DATA EXCERPTS:
....

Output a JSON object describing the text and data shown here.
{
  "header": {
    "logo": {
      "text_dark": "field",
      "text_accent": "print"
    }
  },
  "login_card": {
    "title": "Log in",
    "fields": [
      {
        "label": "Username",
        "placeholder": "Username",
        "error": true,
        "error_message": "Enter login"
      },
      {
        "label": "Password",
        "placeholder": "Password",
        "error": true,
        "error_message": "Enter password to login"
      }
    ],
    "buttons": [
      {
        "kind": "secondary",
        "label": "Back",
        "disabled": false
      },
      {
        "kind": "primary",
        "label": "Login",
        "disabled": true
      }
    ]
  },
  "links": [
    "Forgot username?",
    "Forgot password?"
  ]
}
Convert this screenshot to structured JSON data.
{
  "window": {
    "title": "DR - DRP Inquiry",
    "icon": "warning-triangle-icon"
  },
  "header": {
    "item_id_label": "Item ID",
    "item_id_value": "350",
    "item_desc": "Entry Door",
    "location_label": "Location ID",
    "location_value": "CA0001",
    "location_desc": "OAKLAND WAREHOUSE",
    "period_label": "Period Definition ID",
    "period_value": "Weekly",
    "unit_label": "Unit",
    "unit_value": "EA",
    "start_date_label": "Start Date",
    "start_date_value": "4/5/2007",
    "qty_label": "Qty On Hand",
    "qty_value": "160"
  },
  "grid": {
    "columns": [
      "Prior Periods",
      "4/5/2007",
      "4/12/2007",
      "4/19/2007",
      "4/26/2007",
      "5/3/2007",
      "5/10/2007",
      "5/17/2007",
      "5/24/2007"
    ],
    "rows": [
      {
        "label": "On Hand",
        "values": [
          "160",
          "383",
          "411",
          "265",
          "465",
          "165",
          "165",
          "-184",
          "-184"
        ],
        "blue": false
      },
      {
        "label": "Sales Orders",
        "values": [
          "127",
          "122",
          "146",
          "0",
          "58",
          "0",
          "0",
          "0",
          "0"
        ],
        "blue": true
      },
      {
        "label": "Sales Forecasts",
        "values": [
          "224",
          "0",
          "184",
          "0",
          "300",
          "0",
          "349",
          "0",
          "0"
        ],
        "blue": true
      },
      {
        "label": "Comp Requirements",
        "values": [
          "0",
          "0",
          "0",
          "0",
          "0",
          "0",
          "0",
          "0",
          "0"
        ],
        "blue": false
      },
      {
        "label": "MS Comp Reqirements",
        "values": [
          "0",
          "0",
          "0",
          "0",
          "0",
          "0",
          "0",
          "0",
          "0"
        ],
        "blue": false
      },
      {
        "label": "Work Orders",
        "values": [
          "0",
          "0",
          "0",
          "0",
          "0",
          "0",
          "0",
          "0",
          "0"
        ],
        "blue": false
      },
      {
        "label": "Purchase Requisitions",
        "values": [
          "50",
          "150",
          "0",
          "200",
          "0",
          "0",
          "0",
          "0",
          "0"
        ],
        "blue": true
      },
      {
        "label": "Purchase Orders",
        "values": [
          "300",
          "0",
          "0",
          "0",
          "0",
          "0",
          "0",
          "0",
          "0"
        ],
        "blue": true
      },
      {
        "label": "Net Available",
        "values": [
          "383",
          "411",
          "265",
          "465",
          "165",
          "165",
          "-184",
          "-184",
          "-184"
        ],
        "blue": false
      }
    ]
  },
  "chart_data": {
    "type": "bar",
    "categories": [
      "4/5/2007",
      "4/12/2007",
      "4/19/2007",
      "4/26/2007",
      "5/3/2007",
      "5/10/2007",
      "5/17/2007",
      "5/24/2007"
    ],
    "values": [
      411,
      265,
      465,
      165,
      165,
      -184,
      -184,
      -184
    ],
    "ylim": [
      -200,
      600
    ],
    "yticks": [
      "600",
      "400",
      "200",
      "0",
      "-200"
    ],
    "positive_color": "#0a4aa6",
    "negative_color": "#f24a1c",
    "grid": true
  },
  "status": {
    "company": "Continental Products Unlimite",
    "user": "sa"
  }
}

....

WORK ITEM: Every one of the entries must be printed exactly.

RESULT:
Output a JSON object describing the text and data shown here.
{
  "header": {
    "logo": {
      "text_dark": "field",
      "text_accent": "print"
    }
  },
  "login_card": {
    "title": "Log in",
    "fields": [
      {
        "label": "Username",
        "placeholder": "Username",
        "error": true,
        "error_message": "Enter login"
      },
      {
        "label": "Password",
        "placeholder": "Password",
        "error": true,
        "error_message": "Enter password to login"
      }
    ],
    "buttons": [
      {
        "kind": "secondary",
        "label": "Back",
        "disabled": false
      },
      {
        "kind": "primary",
        "label": "Login",
        "disabled": true
      }
    ]
  },
  "links": [
    "Forgot username?",
    "Forgot password?"
  ]
}
Convert this screenshot to structured JSON data.
{
  "window": {
    "title": "DR - DRP Inquiry",
    "icon": "warning-triangle-icon"
  },
  "header": {
    "item_id_label": "Item ID",
    "item_id_value": "350",
    "item_desc": "Entry Door",
    "location_label": "Location ID",
    "location_value": "CA0001",
    "location_desc": "OAKLAND WAREHOUSE",
    "period_label": "Period Definition ID",
    "period_value": "Weekly",
    "unit_label": "Unit",
    "unit_value": "EA",
    "start_date_label": "Start Date",
    "start_date_value": "4/5/2007",
    "qty_label": "Qty On Hand",
    "qty_value": "160"
  },
  "grid": {
    "columns": [
      "Prior Periods",
      "4/5/2007",
      "4/12/2007",
      "4/19/2007",
      "4/26/2007",
      "5/3/2007",
      "5/10/2007",
      "5/17/2007",
      "5/24/2007"
    ],
    "rows": [
      {
        "label": "On Hand",
        "values": [
          "160",
          "383",
          "411",
          "265",
          "465",
          "165",
          "165",
          "-184",
          "-184"
        ],
        "blue": false
      },
      {
        "label": "Sales Orders",
        "values": [
          "127",
          "122",
          "146",
          "0",
          "58",
          "0",
          "0",
          "0",
          "0"
        ],
        "blue": true
      },
      {
        "label": "Sales Forecasts",
        "values": [
          "224",
          "0",
          "184",
          "0",
          "300",
          "0",
          "349",
          "0",
          "0"
        ],
        "blue": true
      },
      {
        "label": "Comp Requirements",
        "values": [
          "0",
          "0",
          "0",
          "0",
          "0",
          "0",
          "0",
          "0",
          "0"
        ],
        "blue": false
      },
      {
        "label": "MS Comp Reqirements",
        "values": [
          "0",
          "0",
          "0",
          "0",
          "0",
          "0",
          "0",
          "0",
          "0"
        ],
        "blue": false
      },
      {
        "label": "Work Orders",
        "values": [
          "0",
          "0",
          "0",
          "0",
          "0",
          "0",
          "0",
          "0",
          "0"
        ],
        "blue": false
      },
      {
        "label": "Purchase Requisitions",
        "values": [
          "50",
          "150",
          "0",
          "200",
          "0",
          "0",
          "0",
          "0",
          "0"
        ],
        "blue": true
      },
      {
        "label": "Purchase Orders",
        "values": [
          "300",
          "0",
          "0",
          "0",
          "0",
          "0",
          "0",
          "0",
          "0"
        ],
        "blue": true
      },
      {
        "label": "Net Available",
        "values": [
          "383",
          "411",
          "265",
          "465",
          "165",
          "165",
          "-184",
          "-184",
          "-184"
        ],
        "blue": false
      }
    ]
  },
  "chart_data": {
    "type": "bar",
    "categories": [
      "4/5/2007",
      "4/12/2007",
      "4/19/2007",
      "4/26/2007",
      "5/3/2007",
      "5/10/2007",
      "5/17/2007",
      "5/24/2007"
    ],
    "values": [
      411,
      265,
      465,
      165,
      165,
      -184,
      -184,
      -184
    ],
    "ylim": [
      -200,
      600
    ],
    "yticks": [
      "600",
      "400",
      "200",
      "0",
      "-200"
    ],
    "positive_color": "#0a4aa6",
    "negative_color": "#f24a1c",
    "grid": true
  },
  "status": {
    "company": "Continental Products Unlimite",
    "user": "sa"
  }
}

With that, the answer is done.